Sonora, CA – A backdrop for scores of movies, Sonora is the story setting for a groundbreaking film now in post-production that features local students as cast and crew.
On Sunday, at 3 p.m., those who attend the Fifth Annual ITSA Film Festival at Historic Sonora Opera Hall will have the opportunity to preview the trailer for the movie project, titled The Other Kids. A part fiction, part nonfiction hybrid, the film focuses in on the struggles of six vivid teen characters, created by the local high school students, themselves, in collaboration with award-winning director-producer Chris Brown.
Shot in 92 days over a period of 18 months, in locations throughout Sonora, the project still needs to be edited, scored and mixed for festival exhibition, according to Brown. With an estimated early 2016 public release date, a final 40-day fundraising push with nonprofit arts partner FracturedAtlas, launched on Indiegogo.com about a week ago, has already achieved 30% ($11,670) of its $30,000 goal.
The Other Kids is Brown’s fourth feature film. The filmmaker won numerous awards and accolades for his 2010 indie film, Fanny, Annie and Danny, now on Netflix. Part of the team behind the 2013 Sundance Film Festival Award Grand Jury winning world documentary, The River Changes Course, he has also edited two Emmy-nominated PBS documentaries.
In a Q&A with myMotherlode.com, Brown shares more about the project…
mML: Why Sonora?
Brown: It’s personal for me – it’s Sonora because I have family in the area. My grandparents have a cabin near there, so I grew up going back and forth between there and the Bay Area, and I’ve always loved it and have always wanted to make a film there. This is my fourth feature and I’ve always wanted to work with kids, teens specifically. [The film] was really kind of an investigation into…what it was like to be a teen in 2014 and specifically, a teen in Sonora, and what are the unique struggles that teens face.
mML: Was the idea for the film inspired by how you may have felt, back during your teenage years, at 17 years old?
Brown: I had a few feelings about the subject and certainly many memories. This is a film made without a script and this is a film made by the teenagers in the movie itself. They created the characters. They created the stories, and all the drama is from them. It is not a yet another middle-aged guy’s idea of what being a teen is (laughs). It’s the real thing.

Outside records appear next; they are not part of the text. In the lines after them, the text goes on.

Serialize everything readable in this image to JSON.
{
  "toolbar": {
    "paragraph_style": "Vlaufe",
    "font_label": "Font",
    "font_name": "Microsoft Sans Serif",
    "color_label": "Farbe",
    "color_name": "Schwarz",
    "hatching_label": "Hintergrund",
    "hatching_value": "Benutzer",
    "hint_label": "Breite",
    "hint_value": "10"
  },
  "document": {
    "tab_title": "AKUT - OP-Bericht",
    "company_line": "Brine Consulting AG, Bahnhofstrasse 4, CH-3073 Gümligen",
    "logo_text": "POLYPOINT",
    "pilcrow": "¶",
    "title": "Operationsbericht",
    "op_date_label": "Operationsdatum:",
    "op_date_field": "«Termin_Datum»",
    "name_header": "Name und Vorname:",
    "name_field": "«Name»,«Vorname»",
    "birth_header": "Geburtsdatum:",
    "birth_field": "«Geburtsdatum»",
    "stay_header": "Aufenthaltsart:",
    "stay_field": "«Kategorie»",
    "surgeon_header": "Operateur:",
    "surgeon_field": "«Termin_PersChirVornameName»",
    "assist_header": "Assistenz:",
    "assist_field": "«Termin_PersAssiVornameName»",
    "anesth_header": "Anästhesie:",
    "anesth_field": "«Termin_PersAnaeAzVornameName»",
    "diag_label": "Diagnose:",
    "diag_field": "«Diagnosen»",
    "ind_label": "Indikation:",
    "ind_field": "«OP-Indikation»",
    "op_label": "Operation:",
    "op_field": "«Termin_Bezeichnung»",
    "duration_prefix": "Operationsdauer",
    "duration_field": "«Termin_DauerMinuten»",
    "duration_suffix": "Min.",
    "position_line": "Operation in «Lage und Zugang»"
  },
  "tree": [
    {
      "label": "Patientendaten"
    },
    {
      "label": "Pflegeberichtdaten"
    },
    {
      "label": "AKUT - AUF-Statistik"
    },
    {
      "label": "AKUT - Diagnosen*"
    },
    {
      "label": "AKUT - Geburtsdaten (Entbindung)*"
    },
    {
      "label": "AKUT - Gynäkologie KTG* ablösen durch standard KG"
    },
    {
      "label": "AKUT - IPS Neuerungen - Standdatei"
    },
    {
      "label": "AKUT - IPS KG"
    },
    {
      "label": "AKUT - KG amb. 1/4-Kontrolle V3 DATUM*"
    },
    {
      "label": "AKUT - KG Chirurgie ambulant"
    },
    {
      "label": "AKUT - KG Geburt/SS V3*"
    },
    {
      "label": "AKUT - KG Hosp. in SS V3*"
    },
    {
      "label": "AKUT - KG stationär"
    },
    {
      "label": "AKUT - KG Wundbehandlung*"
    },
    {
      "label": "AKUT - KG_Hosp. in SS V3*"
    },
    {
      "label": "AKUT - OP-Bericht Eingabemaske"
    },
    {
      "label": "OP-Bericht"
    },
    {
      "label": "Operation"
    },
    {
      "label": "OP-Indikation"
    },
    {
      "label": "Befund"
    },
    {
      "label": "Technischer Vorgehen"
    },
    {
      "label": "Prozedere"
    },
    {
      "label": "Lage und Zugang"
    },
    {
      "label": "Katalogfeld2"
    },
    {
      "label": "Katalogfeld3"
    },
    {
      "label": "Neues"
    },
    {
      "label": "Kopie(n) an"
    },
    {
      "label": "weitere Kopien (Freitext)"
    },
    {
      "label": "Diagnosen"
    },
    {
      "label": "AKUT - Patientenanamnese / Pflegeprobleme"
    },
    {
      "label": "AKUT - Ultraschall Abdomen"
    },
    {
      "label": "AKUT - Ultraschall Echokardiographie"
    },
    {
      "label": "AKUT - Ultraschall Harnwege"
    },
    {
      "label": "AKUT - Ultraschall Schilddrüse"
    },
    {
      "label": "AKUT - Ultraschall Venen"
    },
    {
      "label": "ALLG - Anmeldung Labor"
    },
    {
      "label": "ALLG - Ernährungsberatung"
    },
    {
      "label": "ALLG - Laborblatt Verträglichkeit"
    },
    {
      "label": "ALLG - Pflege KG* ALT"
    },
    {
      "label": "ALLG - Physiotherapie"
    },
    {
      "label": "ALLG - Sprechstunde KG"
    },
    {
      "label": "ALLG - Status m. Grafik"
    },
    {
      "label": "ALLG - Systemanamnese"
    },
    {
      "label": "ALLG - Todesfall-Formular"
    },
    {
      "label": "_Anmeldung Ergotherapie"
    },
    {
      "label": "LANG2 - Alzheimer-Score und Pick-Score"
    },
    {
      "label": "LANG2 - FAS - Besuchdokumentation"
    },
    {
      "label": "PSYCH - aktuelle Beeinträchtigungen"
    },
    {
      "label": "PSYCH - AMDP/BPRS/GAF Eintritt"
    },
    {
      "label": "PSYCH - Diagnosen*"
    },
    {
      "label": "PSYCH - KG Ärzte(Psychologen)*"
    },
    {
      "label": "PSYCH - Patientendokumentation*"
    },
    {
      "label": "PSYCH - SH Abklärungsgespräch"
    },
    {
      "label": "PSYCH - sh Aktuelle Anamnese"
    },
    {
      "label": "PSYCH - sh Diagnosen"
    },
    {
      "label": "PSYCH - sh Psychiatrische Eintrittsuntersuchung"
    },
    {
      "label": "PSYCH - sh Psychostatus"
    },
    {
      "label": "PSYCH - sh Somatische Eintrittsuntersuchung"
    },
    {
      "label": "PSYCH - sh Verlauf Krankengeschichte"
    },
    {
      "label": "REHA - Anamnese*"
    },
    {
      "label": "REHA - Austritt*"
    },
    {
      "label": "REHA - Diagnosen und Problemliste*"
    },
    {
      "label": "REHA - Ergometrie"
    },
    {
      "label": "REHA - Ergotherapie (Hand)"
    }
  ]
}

mML: How did this project come about for you?
Brown: It was a long process that began over two years ago. I visited both high schools…sitting in on drama classes, art classes and film classes…listening to kids do exercises and rehearse…It required permissions from the school boards…I talked to faculty…gave assemblies. Tons and tons of kids came out to audition…I found a core of eight kids with a lot of passion and stories to tell.…We work shopped it…I asked what stories do you want to tell, what happened to you…what really matters to you…and that became the core of the film.
mML: Can you tell us some of the story lines in the film?
Brown: I don’t want to give away too much of the film…the stories that we deal with are struggles that teens face every day…friendship, loneliness, self-harm…sexuality – what am I going to do with my life? I’ve been in this big box called ‘school’ and in most cases, cared for by one or two parents the entire time… how am I going to make my name in the world? Leaving the area is a big thing for a couple of the characters.
mML: Besides the student actors, who else worked behind the scenes on the movie?
Brown: The crew was largely teenagers…the actors…who might have been in front of a camera on a Saturday and behind one on a Sunday. Liz Kelley and I were the only non-teen members of the crew… Liz is from the area, went to Summerville, then to school in Santa Barbara…acted in New York and moved back to Tuolumne County. I met her as a volunteer…within six seconds, I told her that she was way over qualified to volunteer…and she became key to the project.
mML: How did the movie title come about?
Brown: The title is a little bit amorphous. It explains the drifting feeling, ‘who am I, and where do I fit in’…Some of us don’t feel in the main stream, just a little off to one side. These are the kids that you are not accustomed hearing from…they are on the fringes and in between the lines.
mML: What do you hope people will think when they finally see the finished film?
Brown: I hope they say that this is not another ‘Hollywood’ movie.
mML: If folks want to contribute to the project, we understand there are some nifty perks, yes?
Brown: Yes. Some REALLY creative ones…they are all on the site. Please check it out!
To read more about The Other Kids, view behind-the-scenes videos, and check out how you can contribute in ways small and large to help fund final post-production work needed ahead of its film festivals release, click here.